Copper Surfaces in Fitness Centers
Using copper-alloy materials in fitness centers significantly reduced concentrations of bacteria on all equipment types, according to a new study published in the American Journal of Infection Control. The study shows that high-touch surfaces in gyms made with copper will maintain reduced bacterial loads, as found in similar studies performed in hospitals. These results could reduce the number of community-acquired infections (CAIs). Led by Shannon Hinsa-Leasure, associate professor of biology, the study found significantly fewer bacteria on equipment with copper alloy grips such as dumbbells, barbells, kettlebells, specialty dumbbells, grip attachments, lat pulldown attachments, and low row attachments.
Athletic centers have been locations for the transmission of community acquired infections. This study assessed the capacity of copper alloys to reduce the bacterial burden associated with high-touch athletic center equipment. Copper alloy weights and grips were rotated with rubber coated and stainless steel controls in an undergraduate college athletic center over a 16-month period. The study found that copper alloys can mitigate the bacterial burden on high-touch surfaces.
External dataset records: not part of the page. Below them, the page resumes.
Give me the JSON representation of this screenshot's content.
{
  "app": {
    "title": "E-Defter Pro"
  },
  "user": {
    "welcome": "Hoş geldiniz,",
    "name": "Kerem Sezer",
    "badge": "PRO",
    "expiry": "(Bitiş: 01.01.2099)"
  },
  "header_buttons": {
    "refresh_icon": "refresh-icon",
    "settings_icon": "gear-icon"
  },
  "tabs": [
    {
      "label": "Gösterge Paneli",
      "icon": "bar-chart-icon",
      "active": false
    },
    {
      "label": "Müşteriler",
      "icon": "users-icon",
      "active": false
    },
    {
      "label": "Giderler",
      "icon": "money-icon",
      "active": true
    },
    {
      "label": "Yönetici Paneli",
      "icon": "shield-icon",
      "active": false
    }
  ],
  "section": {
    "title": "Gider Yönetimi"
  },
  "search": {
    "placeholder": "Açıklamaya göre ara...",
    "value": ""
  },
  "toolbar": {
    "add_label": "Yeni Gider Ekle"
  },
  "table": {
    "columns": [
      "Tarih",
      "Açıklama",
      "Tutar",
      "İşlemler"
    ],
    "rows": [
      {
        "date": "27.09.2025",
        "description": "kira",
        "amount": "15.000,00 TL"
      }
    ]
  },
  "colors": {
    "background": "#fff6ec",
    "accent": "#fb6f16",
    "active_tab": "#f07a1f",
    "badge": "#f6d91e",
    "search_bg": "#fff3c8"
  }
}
Strategically placing copper alloys in areas of high human contact can augment infection control efforts and potentially decrease community-acquired infections in athletic centers.
Copper Alloy Surfaces in Hospitals
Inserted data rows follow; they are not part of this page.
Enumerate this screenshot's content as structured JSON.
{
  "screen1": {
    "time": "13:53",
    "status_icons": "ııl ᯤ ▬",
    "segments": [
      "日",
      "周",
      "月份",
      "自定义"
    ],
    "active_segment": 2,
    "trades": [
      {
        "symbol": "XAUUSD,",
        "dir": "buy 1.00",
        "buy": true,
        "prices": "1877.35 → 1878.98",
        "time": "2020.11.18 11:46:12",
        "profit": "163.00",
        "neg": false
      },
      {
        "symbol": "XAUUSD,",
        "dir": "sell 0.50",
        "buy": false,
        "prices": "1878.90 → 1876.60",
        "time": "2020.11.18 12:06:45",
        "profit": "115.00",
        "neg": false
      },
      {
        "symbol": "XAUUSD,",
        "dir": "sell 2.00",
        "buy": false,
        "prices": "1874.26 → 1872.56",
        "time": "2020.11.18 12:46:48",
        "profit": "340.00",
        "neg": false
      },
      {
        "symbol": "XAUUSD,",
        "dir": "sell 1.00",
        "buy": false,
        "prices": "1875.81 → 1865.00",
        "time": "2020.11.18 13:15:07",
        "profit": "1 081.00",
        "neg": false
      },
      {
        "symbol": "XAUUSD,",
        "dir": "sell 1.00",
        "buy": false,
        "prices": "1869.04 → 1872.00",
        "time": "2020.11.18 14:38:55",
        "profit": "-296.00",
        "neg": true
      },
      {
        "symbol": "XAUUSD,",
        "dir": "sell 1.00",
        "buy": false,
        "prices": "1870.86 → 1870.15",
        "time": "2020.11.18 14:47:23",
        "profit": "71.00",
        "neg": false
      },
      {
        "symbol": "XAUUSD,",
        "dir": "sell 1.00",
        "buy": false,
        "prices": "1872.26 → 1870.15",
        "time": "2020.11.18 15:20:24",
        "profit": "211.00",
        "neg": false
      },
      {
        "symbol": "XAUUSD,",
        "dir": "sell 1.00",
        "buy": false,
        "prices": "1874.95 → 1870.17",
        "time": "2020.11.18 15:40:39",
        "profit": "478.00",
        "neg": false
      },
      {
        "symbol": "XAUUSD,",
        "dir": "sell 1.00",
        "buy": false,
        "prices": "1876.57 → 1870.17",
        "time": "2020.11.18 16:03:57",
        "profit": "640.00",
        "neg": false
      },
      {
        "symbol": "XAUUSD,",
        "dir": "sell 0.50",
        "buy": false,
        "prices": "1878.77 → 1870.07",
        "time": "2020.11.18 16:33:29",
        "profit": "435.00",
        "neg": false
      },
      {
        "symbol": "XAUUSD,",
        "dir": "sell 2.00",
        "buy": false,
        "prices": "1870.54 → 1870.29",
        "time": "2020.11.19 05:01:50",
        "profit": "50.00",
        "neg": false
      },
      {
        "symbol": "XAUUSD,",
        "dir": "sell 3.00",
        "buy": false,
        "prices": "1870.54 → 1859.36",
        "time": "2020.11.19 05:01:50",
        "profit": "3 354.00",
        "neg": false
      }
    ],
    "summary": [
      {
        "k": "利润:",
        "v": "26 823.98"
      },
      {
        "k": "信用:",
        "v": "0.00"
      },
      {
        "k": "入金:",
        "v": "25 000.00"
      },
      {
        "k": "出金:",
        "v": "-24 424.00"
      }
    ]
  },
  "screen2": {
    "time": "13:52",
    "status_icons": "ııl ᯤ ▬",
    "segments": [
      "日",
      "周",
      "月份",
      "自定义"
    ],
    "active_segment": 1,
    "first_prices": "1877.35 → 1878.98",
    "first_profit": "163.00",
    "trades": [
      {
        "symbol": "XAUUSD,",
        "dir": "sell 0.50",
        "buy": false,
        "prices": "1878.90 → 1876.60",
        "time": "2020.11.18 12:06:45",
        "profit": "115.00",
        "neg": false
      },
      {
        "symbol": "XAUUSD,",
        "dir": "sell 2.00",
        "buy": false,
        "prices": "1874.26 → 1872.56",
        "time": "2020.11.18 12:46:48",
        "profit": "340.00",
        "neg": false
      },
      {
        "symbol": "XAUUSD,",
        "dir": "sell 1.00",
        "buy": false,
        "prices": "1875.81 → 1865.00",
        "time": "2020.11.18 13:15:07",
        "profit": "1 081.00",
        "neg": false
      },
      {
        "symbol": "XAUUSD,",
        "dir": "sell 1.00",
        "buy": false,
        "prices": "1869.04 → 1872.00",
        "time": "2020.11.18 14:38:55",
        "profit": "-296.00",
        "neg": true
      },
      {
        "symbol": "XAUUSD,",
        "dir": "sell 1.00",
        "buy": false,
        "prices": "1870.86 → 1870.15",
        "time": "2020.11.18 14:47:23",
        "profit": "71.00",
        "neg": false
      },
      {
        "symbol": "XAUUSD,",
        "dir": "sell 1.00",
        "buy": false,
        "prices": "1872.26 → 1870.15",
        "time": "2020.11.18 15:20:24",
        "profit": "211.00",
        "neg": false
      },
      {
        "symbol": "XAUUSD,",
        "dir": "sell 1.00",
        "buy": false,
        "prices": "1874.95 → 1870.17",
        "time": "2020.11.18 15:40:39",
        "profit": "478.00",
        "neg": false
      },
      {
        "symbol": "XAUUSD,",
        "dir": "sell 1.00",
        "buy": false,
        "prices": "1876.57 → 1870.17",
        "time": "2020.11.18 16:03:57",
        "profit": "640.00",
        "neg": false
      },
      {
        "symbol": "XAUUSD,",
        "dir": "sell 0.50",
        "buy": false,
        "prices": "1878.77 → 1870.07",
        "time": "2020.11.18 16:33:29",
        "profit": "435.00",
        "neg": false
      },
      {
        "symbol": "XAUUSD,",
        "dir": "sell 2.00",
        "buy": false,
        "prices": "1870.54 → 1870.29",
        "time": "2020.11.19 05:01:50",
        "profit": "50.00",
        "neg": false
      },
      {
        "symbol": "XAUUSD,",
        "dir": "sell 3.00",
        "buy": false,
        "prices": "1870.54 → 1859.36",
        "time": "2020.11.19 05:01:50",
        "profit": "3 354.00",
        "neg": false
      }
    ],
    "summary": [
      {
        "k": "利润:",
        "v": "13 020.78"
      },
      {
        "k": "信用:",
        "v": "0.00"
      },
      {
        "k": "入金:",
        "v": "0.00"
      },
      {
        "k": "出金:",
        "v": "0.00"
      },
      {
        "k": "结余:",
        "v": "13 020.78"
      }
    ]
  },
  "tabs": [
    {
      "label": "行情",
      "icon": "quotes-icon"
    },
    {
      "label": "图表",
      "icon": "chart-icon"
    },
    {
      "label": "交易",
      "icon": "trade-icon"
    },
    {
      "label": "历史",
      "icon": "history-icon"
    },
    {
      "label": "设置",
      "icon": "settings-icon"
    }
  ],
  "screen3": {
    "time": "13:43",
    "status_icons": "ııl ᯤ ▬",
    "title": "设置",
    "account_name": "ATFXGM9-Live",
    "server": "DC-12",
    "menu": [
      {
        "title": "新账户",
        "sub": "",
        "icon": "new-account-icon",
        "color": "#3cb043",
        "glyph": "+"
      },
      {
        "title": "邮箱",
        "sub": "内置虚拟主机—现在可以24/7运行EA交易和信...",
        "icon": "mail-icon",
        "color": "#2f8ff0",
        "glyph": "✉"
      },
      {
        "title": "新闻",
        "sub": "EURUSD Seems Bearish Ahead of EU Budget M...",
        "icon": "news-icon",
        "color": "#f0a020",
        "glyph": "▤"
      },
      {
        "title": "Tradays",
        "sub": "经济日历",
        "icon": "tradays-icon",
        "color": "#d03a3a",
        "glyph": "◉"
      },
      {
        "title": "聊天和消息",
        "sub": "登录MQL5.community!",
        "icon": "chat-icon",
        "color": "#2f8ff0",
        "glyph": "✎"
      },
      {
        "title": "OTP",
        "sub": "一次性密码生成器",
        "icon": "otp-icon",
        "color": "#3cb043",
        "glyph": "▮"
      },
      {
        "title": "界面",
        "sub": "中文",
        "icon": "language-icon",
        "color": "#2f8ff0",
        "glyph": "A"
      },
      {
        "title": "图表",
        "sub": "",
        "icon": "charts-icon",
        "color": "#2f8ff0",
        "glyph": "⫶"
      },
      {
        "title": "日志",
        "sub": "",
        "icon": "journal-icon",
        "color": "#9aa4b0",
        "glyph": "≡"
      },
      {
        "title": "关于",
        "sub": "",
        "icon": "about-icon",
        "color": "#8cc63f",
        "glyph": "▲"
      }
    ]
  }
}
A research study led by associate professor Shannon Hinsa-Leasure and including the work of several of her students showed for the first time that copper maintains the reduced bacterial load in both occupied as well as cleaned, unoccupied rooms. These results could reduce the number of healthcare-associated infections (HAIs).
Using copper alloy materials in a hospital setting substantially decreased the hospital’s bacterial burden, according to their new study published in the American Journal of Infection Control. This study found significantly fewer bacteria on copper alloy products such as grab bars, toilet flush valves, IV poles, switches, keyboards, sinks and dispensers.
The study was conducted over 18 months at Grinnell College and Grinnell Regional Medical Center. During the study, patient rooms were cleaned daily and subjected to a final, or terminal, cleaning upon patient discharge. High-touch areas were swabbed in occupied and unoccupied rooms and aerobic bacterial counts were determined for comparison purposes.
This study assessed the ability of copper alloy surfaces to mitigate the bacterial burden associated with commonly touched surfaces in conjunction with daily and terminal cleaning in rural hospital setting. Half of the patient rooms in the medical/surgical suite in a 49-bed rural hospital were outfitted with copper alloy materials. The control rooms maintained traditional plastic, metal and porcelain surfaces. The primary outcome was a comparison of the bacterial burden harbored by 18 surfaces and components associated with control and interventional areas for 12 months. Overall, components fabricated using copper alloys were found to have significantly lower concentrations of bacteria, at or below levels prescribed upon completion of terminal cleaning. Vacant control rooms were found to harbor significant concentrations of bacteria while those fabricated from copper alloys were found to at or below those concentrations prescribed subsequent to terminal cleaning. Copper-alloys can significantly decrease the burden harbored on high-touch surfaces warranting inclusion in an integrated infection control strategy for rural hospitals.